◆ Directions for this task
Filter this material down to the lines that contain the string "kind", and return those lines.

◆ Exercise material
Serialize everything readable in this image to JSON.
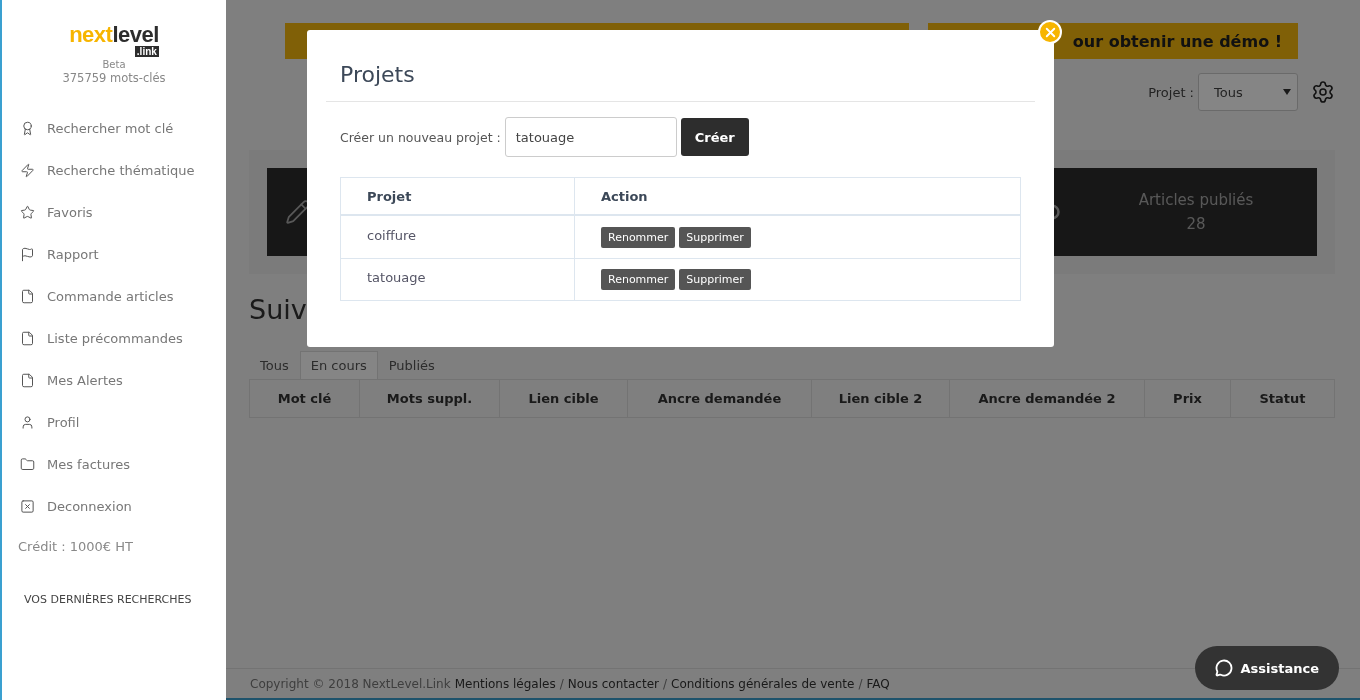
{
  "sidebar": {
    "logo": {
      "first": "next",
      "second": "level",
      "suffix": ".link"
    },
    "beta": "Beta",
    "keyword_count": "375759 mots-clés",
    "menu": [
      {
        "label": "Rechercher mot clé",
        "kind": "award"
      },
      {
        "label": "Recherche thématique",
        "kind": "bolt"
      },
      {
        "label": "Favoris",
        "kind": "star"
      },
      {
        "label": "Rapport",
        "kind": "flag"
      },
      {
        "label": "Commande articles",
        "kind": "file"
      },
      {
        "label": "Liste précommandes",
        "kind": "file"
      },
      {
        "label": "Mes Alertes",
        "kind": "file"
      },
      {
        "label": "Profil",
        "kind": "user"
      },
      {
        "label": "Mes factures",
        "kind": "folder"
      },
      {
        "label": "Deconnexion",
        "kind": "logout"
      }
    ],
    "credit": "Crédit : 1000€ HT",
    "recent_heading": "VOS DERNIÈRES RECHERCHES"
  },
  "main": {
    "demo_banner": "our obtenir une démo !",
    "project_filter": {
      "label": "Projet :",
      "value": "Tous"
    },
    "stat": {
      "label": "Articles publiés",
      "value": "28"
    },
    "heading": "Suiv",
    "tabs": [
      {
        "label": "Tous",
        "selected": false
      },
      {
        "label": "En cours",
        "selected": true
      },
      {
        "label": "Publiés",
        "selected": false
      }
    ],
    "table": {
      "columns": [
        "Mot clé",
        "Mots suppl.",
        "Lien cible",
        "Ancre demandée",
        "Lien cible 2",
        "Ancre demandée 2",
        "Prix",
        "Statut"
      ]
    }
  },
  "footer": {
    "copyright": "Copyright © 2018 NextLevel.Link",
    "links": [
      "Mentions légales",
      "Nous contacter",
      "Conditions générales de vente",
      "FAQ"
    ],
    "separator": "/"
  },
  "assistance": "Assistance",
  "modal": {
    "title": "Projets",
    "create_label": "Créer un nouveau projet :",
    "input_value": "tatouage",
    "create_button": "Créer",
    "table": {
      "columns": [
        "Projet",
        "Action"
      ],
      "rows": [
        {
          "name": "coiffure",
          "actions": [
            "Renommer",
            "Supprimer"
          ]
        },
        {
          "name": "tatouage",
          "actions": [
            "Renommer",
            "Supprimer"
          ]
        }
      ]
    }
  }
}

◆ Answer space
        "kind": "award"
        "kind": "bolt"
        "kind": "star"
        "kind": "flag"
        "kind": "file"
        "kind": "file"
        "kind": "file"
        "kind": "user"
        "kind": "folder"
        "kind": "logout"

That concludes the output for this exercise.